■ **Extracted material**
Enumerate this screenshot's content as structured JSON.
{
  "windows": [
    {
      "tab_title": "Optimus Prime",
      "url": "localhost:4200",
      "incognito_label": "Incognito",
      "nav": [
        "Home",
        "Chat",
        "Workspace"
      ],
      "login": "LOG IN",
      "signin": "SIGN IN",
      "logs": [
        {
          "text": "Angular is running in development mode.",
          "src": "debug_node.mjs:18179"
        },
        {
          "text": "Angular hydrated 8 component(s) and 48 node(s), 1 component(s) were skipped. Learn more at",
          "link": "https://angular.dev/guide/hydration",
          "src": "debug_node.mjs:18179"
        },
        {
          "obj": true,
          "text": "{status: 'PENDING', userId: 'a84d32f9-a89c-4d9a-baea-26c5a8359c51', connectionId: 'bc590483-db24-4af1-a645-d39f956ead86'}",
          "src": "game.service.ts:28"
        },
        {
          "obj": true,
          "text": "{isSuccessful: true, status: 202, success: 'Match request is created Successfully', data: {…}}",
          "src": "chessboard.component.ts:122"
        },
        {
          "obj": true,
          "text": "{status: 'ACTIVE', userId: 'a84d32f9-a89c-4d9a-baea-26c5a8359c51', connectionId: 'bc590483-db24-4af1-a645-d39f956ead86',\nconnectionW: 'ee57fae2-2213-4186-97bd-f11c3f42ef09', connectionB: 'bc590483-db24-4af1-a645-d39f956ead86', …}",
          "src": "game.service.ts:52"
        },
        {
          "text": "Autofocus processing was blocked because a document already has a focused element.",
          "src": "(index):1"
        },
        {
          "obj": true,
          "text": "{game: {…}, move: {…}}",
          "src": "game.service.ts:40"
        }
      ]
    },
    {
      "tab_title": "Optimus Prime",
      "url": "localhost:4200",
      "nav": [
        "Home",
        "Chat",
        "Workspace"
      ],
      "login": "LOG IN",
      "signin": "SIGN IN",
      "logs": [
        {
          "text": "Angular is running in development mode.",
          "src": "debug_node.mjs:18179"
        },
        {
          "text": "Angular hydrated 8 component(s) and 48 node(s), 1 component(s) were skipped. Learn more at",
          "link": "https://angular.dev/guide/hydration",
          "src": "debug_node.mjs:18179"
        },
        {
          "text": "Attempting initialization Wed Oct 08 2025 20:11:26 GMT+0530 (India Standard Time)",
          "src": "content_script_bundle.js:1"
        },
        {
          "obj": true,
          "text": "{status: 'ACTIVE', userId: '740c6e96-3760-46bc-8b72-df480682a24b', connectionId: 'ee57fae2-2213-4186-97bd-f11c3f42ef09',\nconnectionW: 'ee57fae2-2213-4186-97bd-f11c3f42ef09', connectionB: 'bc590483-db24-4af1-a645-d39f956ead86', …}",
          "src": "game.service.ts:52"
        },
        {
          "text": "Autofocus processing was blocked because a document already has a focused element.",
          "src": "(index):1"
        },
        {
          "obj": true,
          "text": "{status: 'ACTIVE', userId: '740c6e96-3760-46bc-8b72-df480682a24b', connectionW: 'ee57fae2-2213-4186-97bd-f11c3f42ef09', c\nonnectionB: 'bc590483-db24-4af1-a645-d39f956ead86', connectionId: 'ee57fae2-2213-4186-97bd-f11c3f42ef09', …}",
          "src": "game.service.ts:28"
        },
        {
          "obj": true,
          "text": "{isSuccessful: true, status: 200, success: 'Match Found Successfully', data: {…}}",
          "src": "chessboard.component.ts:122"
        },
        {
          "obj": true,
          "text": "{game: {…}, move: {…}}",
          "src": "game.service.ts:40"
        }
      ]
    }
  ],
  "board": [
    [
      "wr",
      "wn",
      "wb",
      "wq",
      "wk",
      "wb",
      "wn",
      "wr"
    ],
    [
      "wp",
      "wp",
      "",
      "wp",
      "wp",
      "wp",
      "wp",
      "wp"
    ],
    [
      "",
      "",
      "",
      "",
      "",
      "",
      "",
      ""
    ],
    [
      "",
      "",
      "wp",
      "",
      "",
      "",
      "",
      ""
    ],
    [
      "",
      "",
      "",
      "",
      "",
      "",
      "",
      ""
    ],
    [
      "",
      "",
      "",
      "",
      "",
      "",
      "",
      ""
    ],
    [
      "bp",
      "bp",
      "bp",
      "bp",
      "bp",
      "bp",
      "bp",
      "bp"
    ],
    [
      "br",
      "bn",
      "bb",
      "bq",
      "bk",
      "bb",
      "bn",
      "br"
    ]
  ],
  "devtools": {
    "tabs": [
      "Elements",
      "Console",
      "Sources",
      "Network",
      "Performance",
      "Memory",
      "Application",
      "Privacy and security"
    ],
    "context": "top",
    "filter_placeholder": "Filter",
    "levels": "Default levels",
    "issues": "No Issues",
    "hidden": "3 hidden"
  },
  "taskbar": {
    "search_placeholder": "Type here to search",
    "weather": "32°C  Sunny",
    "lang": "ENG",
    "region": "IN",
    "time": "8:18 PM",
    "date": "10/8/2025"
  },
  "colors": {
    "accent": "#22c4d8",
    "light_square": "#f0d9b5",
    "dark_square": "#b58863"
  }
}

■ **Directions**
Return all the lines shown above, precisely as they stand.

■ **Expected answer**
Enumerate this screenshot's content as structured JSON.
{
  "windows": [
    {
      "tab_title": "Optimus Prime",
      "url": "localhost:4200",
      "incognito_label": "Incognito",
      "nav": [
        "Home",
        "Chat",
        "Workspace"
      ],
      "login": "LOG IN",
      "signin": "SIGN IN",
      "logs": [
        {
          "text": "Angular is running in development mode.",
          "src": "debug_node.mjs:18179"
        },
        {
          "text": "Angular hydrated 8 component(s) and 48 node(s), 1 component(s) were skipped. Learn more at",
          "link": "https://angular.dev/guide/hydration",
          "src": "debug_node.mjs:18179"
        },
        {
          "obj": true,
          "text": "{status: 'PENDING', userId: 'a84d32f9-a89c-4d9a-baea-26c5a8359c51', connectionId: 'bc590483-db24-4af1-a645-d39f956ead86'}",
          "src": "game.service.ts:28"
        },
        {
          "obj": true,
          "text": "{isSuccessful: true, status: 202, success: 'Match request is created Successfully', data: {…}}",
          "src": "chessboard.component.ts:122"
        },
        {
          "obj": true,
          "text": "{status: 'ACTIVE', userId: 'a84d32f9-a89c-4d9a-baea-26c5a8359c51', connectionId: 'bc590483-db24-4af1-a645-d39f956ead86',\nconnectionW: 'ee57fae2-2213-4186-97bd-f11c3f42ef09', connectionB: 'bc590483-db24-4af1-a645-d39f956ead86', …}",
          "src": "game.service.ts:52"
        },
        {
          "text": "Autofocus processing was blocked because a document already has a focused element.",
          "src": "(index):1"
        },
        {
          "obj": true,
          "text": "{game: {…}, move: {…}}",
          "src": "game.service.ts:40"
        }
      ]
    },
    {
      "tab_title": "Optimus Prime",
      "url": "localhost:4200",
      "nav": [
        "Home",
        "Chat",
        "Workspace"
      ],
      "login": "LOG IN",
      "signin": "SIGN IN",
      "logs": [
        {
          "text": "Angular is running in development mode.",
          "src": "debug_node.mjs:18179"
        },
        {
          "text": "Angular hydrated 8 component(s) and 48 node(s), 1 component(s) were skipped. Learn more at",
          "link": "https://angular.dev/guide/hydration",
          "src": "debug_node.mjs:18179"
        },
        {
          "text": "Attempting initialization Wed Oct 08 2025 20:11:26 GMT+0530 (India Standard Time)",
          "src": "content_script_bundle.js:1"
        },
        {
          "obj": true,
          "text": "{status: 'ACTIVE', userId: '740c6e96-3760-46bc-8b72-df480682a24b', connectionId: 'ee57fae2-2213-4186-97bd-f11c3f42ef09',\nconnectionW: 'ee57fae2-2213-4186-97bd-f11c3f42ef09', connectionB: 'bc590483-db24-4af1-a645-d39f956ead86', …}",
          "src": "game.service.ts:52"
        },
        {
          "text": "Autofocus processing was blocked because a document already has a focused element.",
          "src": "(index):1"
        },
        {
          "obj": true,
          "text": "{status: 'ACTIVE', userId: '740c6e96-3760-46bc-8b72-df480682a24b', connectionW: 'ee57fae2-2213-4186-97bd-f11c3f42ef09', c\nonnectionB: 'bc590483-db24-4af1-a645-d39f956ead86', connectionId: 'ee57fae2-2213-4186-97bd-f11c3f42ef09', …}",
          "src": "game.service.ts:28"
        },
        {
          "obj": true,
          "text": "{isSuccessful: true, status: 200, success: 'Match Found Successfully', data: {…}}",
          "src": "chessboard.component.ts:122"
        },
        {
          "obj": true,
          "text": "{game: {…}, move: {…}}",
          "src": "game.service.ts:40"
        }
      ]
    }
  ],
  "board": [
    [
      "wr",
      "wn",
      "wb",
      "wq",
      "wk",
      "wb",
      "wn",
      "wr"
    ],
    [
      "wp",
      "wp",
      "",
      "wp",
      "wp",
      "wp",
      "wp",
      "wp"
    ],
    [
      "",
      "",
      "",
      "",
      "",
      "",
      "",
      ""
    ],
    [
      "",
      "",
      "wp",
      "",
      "",
      "",
      "",
      ""
    ],
    [
      "",
      "",
      "",
      "",
      "",
      "",
      "",
      ""
    ],
    [
      "",
      "",
      "",
      "",
      "",
      "",
      "",
      ""
    ],
    [
      "bp",
      "bp",
      "bp",
      "bp",
      "bp",
      "bp",
      "bp",
      "bp"
    ],
    [
      "br",
      "bn",
      "bb",
      "bq",
      "bk",
      "bb",
      "bn",
      "br"
    ]
  ],
  "devtools": {
    "tabs": [
      "Elements",
      "Console",
      "Sources",
      "Network",
      "Performance",
      "Memory",
      "Application",
      "Privacy and security"
    ],
    "context": "top",
    "filter_placeholder": "Filter",
    "levels": "Default levels",
    "issues": "No Issues",
    "hidden": "3 hidden"
  },
  "taskbar": {
    "search_placeholder": "Type here to search",
    "weather": "32°C  Sunny",
    "lang": "ENG",
    "region": "IN",
    "time": "8:18 PM",
    "date": "10/8/2025"
  },
  "colors": {
    "accent": "#22c4d8",
    "light_square": "#f0d9b5",
    "dark_square": "#b58863"
  }
}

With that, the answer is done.